YOUR ASSIGNMENT: An exact copy of the listing is needed, with every line kept.
###
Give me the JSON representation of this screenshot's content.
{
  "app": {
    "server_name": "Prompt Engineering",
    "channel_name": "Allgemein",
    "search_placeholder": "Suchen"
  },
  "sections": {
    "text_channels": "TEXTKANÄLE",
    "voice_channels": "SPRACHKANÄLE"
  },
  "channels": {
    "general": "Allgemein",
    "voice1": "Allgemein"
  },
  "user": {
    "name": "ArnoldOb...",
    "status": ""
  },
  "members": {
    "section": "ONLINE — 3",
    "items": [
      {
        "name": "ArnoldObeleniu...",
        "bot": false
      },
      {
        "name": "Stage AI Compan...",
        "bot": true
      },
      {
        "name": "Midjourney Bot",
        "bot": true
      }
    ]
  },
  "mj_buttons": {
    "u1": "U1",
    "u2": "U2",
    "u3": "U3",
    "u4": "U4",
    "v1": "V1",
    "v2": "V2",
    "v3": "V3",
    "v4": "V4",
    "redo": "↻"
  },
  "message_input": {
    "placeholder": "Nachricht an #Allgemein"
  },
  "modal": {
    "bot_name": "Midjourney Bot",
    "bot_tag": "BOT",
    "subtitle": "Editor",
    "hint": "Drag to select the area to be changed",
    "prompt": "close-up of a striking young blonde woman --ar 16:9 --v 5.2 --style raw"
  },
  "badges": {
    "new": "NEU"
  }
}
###
SOLUTION BELOW:
Give me the JSON representation of this screenshot's content.
{
  "app": {
    "server_name": "Prompt Engineering",
    "channel_name": "Allgemein",
    "search_placeholder": "Suchen"
  },
  "sections": {
    "text_channels": "TEXTKANÄLE",
    "voice_channels": "SPRACHKANÄLE"
  },
  "channels": {
    "general": "Allgemein",
    "voice1": "Allgemein"
  },
  "user": {
    "name": "ArnoldOb...",
    "status": ""
  },
  "members": {
    "section": "ONLINE — 3",
    "items": [
      {
        "name": "ArnoldObeleniu...",
        "bot": false
      },
      {
        "name": "Stage AI Compan...",
        "bot": true
      },
      {
        "name": "Midjourney Bot",
        "bot": true
      }
    ]
  },
  "mj_buttons": {
    "u1": "U1",
    "u2": "U2",
    "u3": "U3",
    "u4": "U4",
    "v1": "V1",
    "v2": "V2",
    "v3": "V3",
    "v4": "V4",
    "redo": "↻"
  },
  "message_input": {
    "placeholder": "Nachricht an #Allgemein"
  },
  "modal": {
    "bot_name": "Midjourney Bot",
    "bot_tag": "BOT",
    "subtitle": "Editor",
    "hint": "Drag to select the area to be changed",
    "prompt": "close-up of a striking young blonde woman --ar 16:9 --v 5.2 --style raw"
  },
  "badges": {
    "new": "NEU"
  }
}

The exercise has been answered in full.